Trondheim Voices: Folklore
Nine highly talented vocalists (Sissel Vera Pettersen
, Anita Kaasbøll, Tone Åse, Kari Eskild Havenstrøm, Natali Abrahamsen Garner, Siri Gjære, Heidi Skjerve, Torunn Sævik, Ingrid Lode) wearing priestly robes performed compositions by Ståle Storløkken
and Helge Sten
(both from Supersilent) with powerful and soul-stirring results, thanks also to the wizard of sound Asle Karstad and fantastic lights of Ingrid Skanke Høsøien. A quiet start with two pieces that were a little slow (the writing by Ståle Storløkken uses voices like a church organ) and perhaps too long, seeing as a few people in the audience gave up. As the performance continued, though, it gained energy and became more absorbing, forceful and engaging. Playing on constant nuances and flashes between whispered Gregorian chant and the use of noise drones, chimes and little else, and sustained by truly remarkable technique, it captured the audience's attention: all ears were strained to catch every breath and subtlety. The ensemble has just released the album Rooms and Rituals
(Grappa Records) but this new project is totally different from everything else they've done until now: a great première!
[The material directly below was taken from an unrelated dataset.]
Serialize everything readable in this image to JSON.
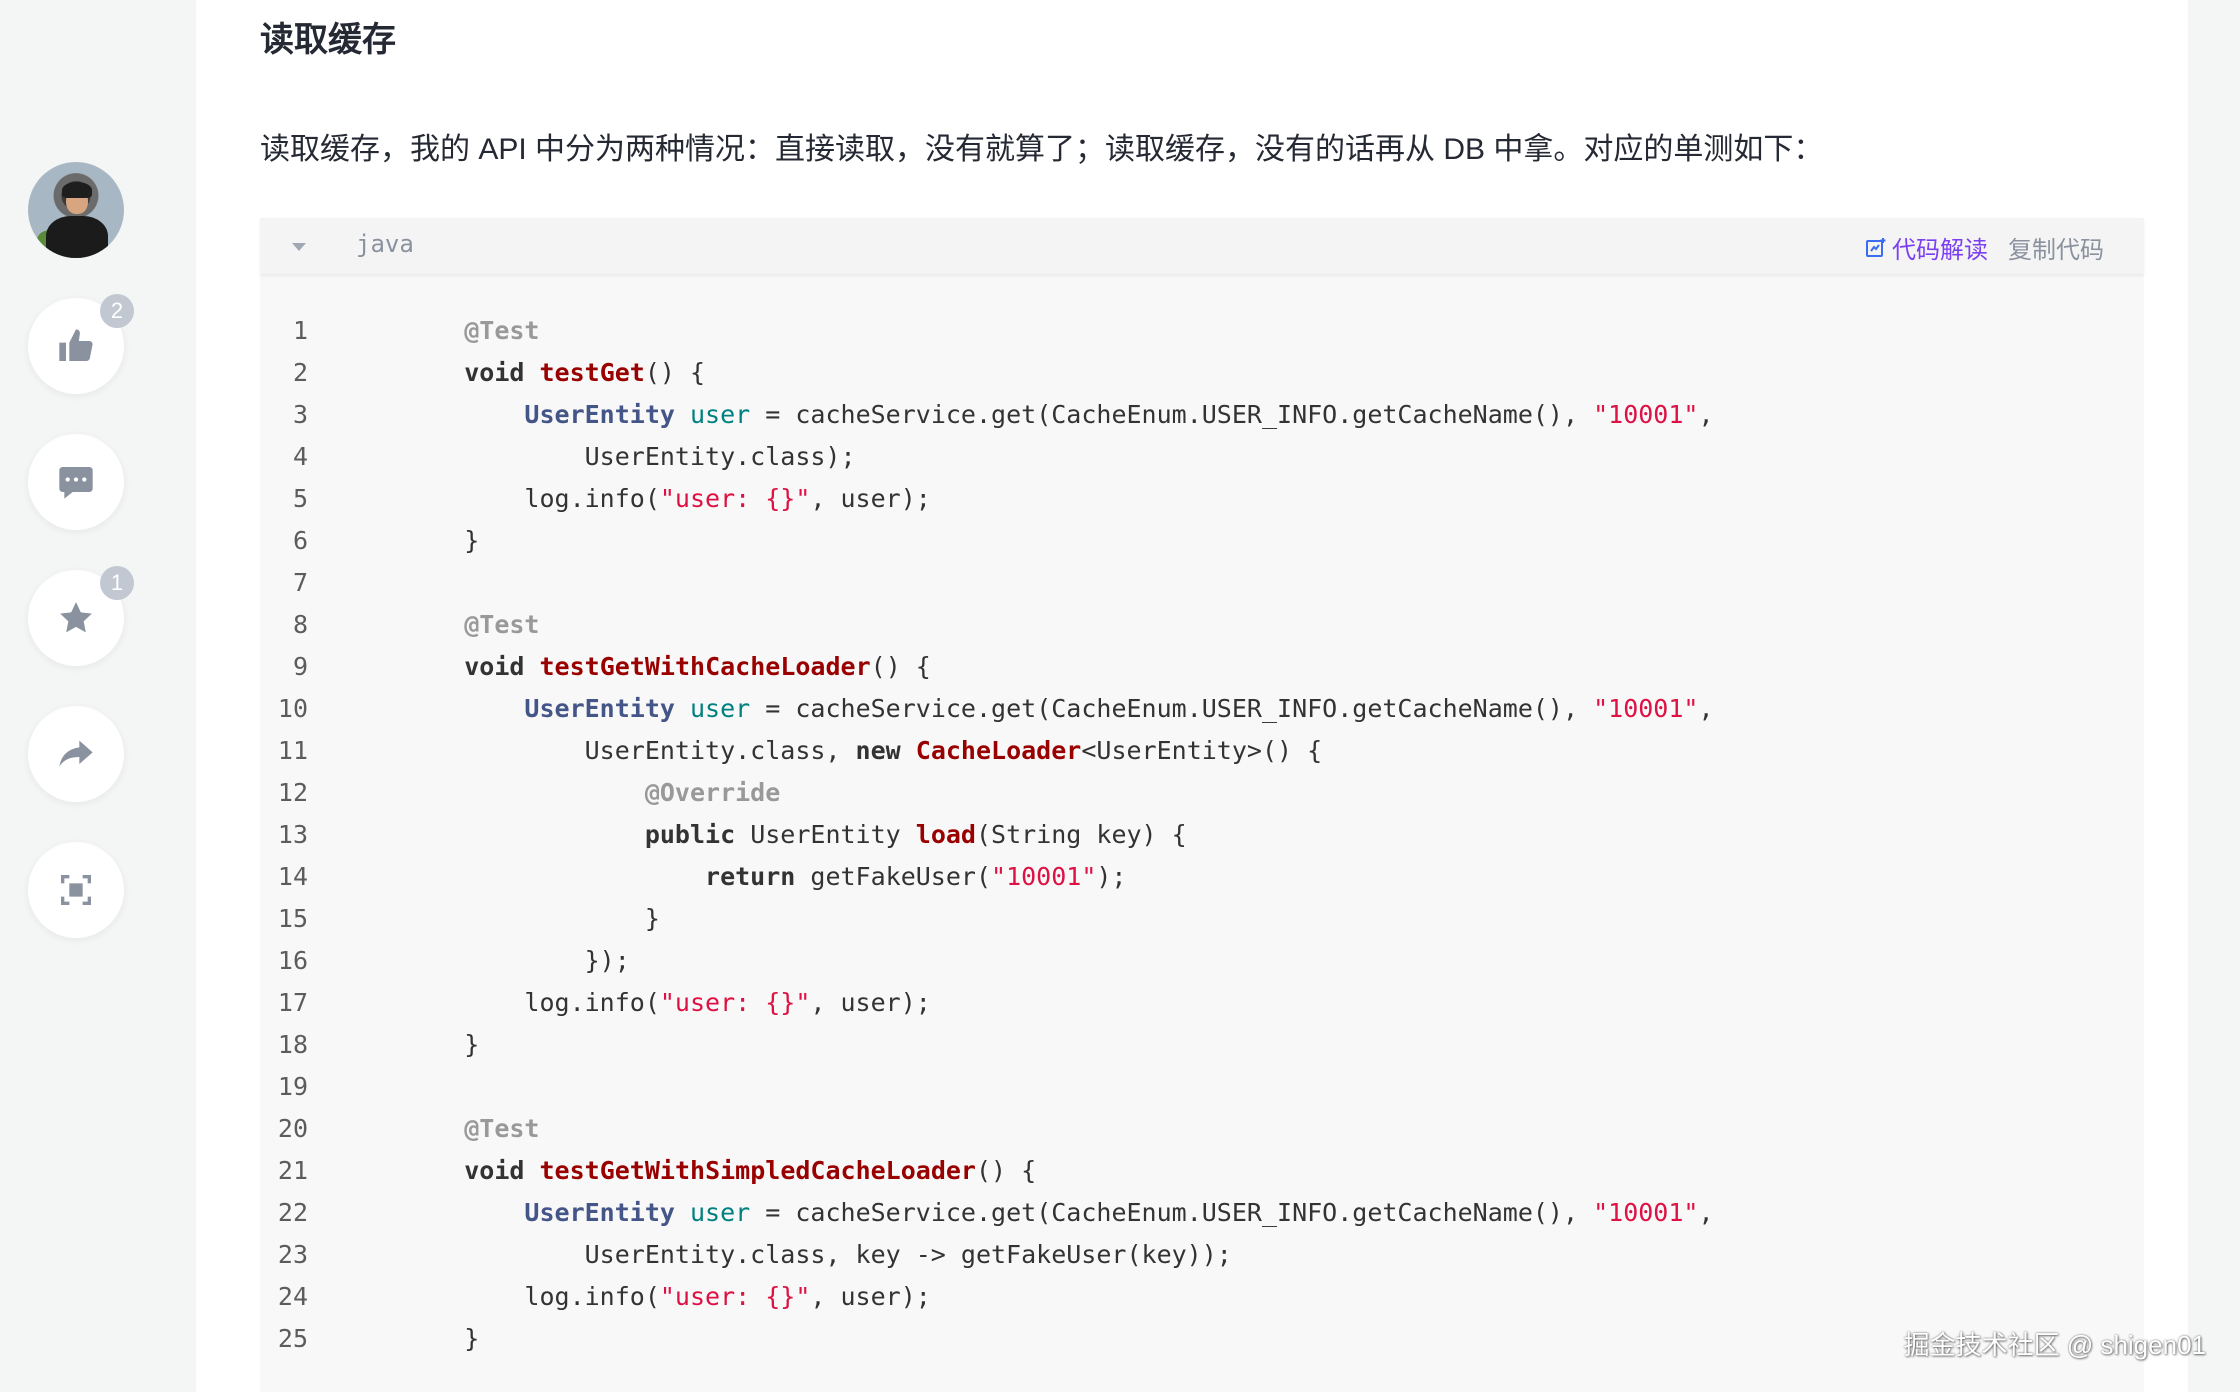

A performance by three great professionals planned down to the finest details. These are three virtuosos on their respective instruments and the trio would seem to be a "total novelty." In actuality, it is the fruit of the previous project called Crosscurrents, expanded by the voice of Shankar Mahadevan and other Indian musicians. Hussain is undoubtedly a talent: he has been on the international jazz scene for many years and knows how to fill the stage with fireworks. In the second part of the concert, he took the mike in homage first to India and to his teachers, with "Suvarna," and then to the guitarist John McLaughlin
, his partner in the Shakti project of the early 1970s, with "Jbhai" (Brother John). The trio gave ample space to improvisation but was at the same time controlled (too controlled) and showed admirable interplay. Still, however well done, the whole thing seemed constructed or artificial at times, ready for a recording session in the studio.
Mathias Eick Quintet Mathias Eick
is all smiles and very glamorous, and his music is agreeable and fun to listen to. He has a tight band of excellent musicians. His mastery of his instrument is remarkable, as is his ability to elaborate on the melody . . . the result, however, is just too predictable and never manages to go beyond mere "pleasantness." The audience very much appreciated the settaken largely from his last album Ravensburg
(ECM Records, 2018) and inspired by his grandmother's German originsalso including a few more dated hits like "Oslo" ( Skala
, ECM Records, 2011) and "At Sea" ( Midwest
, ECM Records, 2015).
Artist in Residence 2019
On Saturday morning, the artist in residence for next year was announced: the hyperactive norwegian drummer Gard Nilssen
(Acoustic Unity, Cortex, Bushman´s Revenge, sPacemoNkey, Puma, etc) . We can imagine a lot of very good projects and concerts for next year!
This year, Molde lost none of its charm and thanks to a program that went beyond expectations, thanks to the high quality of the musical line-up, and thanks to exceptionally sunny weather (a rare commodity in this part of the world), it was, quite rightly, a huge success with the public.